(a) A demand for tax from the traders in common with others is not a restriction on the right to carry on trade, commerce and intercourse.

(b) Such tax would not come within the purview of the restrictions contemplated under Article 301 unless it is established that in reality, it hampers or burdens the trade and commerce.

(c) So long as the tax remains compensatory or regulatory, it cannot operate as a hindrance.

(d) If a State tax law accords identical treatment in the matter of levy and collection of tax on the goods manufactured within the State and identical goods imported from outside the State, Article 304(a) would be complied with. There is an underlying assumption in Article 304(a) that such a tax when levied within the constraints of Article 304(a) would not be violative of Article 301 and State legislature has the power to levy such tax.

In view of this settled law, once it is held that the tax levied by the State Government was compensatory in nature, there is no question of obtaining sanction of the President under proviso to Article 304. In this view of the matter, the decision rendered by this Court in Kaiser-I-Hind Pvt. Ltd.'s case (supra) has no bearing in the present case.

It is true that normally tax would not be levied with retrospective effect but at the same time to validate the tax which was levied, after removing the defects pointed out by the previous decision, the State Government could exercise its powers under Section 3(1) of the Act and it cannot be said that it has acted beyond its jurisdiction. Therefore, it cannot be held that notification dated 23rd September, 1998 empowering the authority to levy and collect tax w.e.f. 1.4.1994 to 6.1.1998 is, in any way, illegal or erroneous. The defects pointed out in Avinyl Polymers's case (supra) are removed and, therefore, it cannot be said that the notification dated 23.9.1998 is, in any way, illegal.

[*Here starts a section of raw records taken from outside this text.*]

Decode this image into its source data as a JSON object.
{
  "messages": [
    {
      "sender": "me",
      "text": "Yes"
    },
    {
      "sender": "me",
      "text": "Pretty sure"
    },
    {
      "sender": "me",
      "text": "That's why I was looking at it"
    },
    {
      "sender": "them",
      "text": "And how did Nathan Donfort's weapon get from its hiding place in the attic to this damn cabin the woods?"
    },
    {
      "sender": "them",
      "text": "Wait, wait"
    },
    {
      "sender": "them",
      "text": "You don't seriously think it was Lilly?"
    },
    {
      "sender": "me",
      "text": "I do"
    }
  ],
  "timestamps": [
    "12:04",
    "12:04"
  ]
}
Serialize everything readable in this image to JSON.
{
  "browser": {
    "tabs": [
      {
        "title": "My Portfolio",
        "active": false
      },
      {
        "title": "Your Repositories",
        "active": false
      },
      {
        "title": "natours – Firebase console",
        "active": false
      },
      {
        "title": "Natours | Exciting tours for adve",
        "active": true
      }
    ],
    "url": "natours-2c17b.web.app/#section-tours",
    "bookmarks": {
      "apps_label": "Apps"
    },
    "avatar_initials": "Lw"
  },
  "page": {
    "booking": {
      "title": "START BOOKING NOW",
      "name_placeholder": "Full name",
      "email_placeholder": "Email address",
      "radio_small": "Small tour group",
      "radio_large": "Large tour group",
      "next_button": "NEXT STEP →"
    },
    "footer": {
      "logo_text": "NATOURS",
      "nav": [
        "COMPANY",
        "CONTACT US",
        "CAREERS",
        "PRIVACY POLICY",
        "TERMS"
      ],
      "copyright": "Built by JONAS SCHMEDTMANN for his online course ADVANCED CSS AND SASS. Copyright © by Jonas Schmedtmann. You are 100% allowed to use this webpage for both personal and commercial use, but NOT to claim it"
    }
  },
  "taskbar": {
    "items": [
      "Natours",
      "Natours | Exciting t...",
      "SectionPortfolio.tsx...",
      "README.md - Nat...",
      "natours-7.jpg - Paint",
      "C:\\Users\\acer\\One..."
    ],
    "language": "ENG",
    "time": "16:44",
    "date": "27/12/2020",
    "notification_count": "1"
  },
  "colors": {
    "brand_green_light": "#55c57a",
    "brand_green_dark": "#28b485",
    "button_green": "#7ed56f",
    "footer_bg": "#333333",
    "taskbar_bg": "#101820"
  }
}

In a situation like present one where notifications levying tax were held to be illegal, for validating such levy, the State Government has issued the aforesaid notification. It is not pointed out that the said notification is discriminatory between the goods imported from other States and similarly goods manufactured or produced within the State.

Last contention only requires to be narrated for being rejected, as it cannot be disputed that the 'industrial area' is either within the area of Municipal Corporation or within the area of municipal limits or Panchayat limits. The establishment of industrial areas is for limited purpose and Section 3 of the Karnataka Industrial Areas Development Act, 1966 specifically provides that the State Government may by notification declare any area to be an industrial area for the purposes of the said Act. But, it is nowhere provided that the said area would cease to be part and parcel of either municipal corporation or the area of municipality or panchayat. Therefore, the High Court rightly rejected this contention.

In the result, the appeals are dismissed. In each appeal, appellants to pay costs of Rs.10,000/-. SLP (C) Nos. 112-13 of 2002, SLP (C) __________ @ CC Nos. 3488-90 of 2003 and SLP (C ) No.8223-24 of 2003.

Special Leave Petitions ______ @ CC Nos.3488-90 of 2003 are dismissed on the ground of delay.

For the foregoing reasons, Special Leave Petitions are also dismissed.

 

 Back


 



Client Area | Advocate Area | Blogs | About Us | User Agreement | Privacy Policy | Advertise | Media Coverage | Contact Us | Site Map
powered by nubia  |  driven by neosys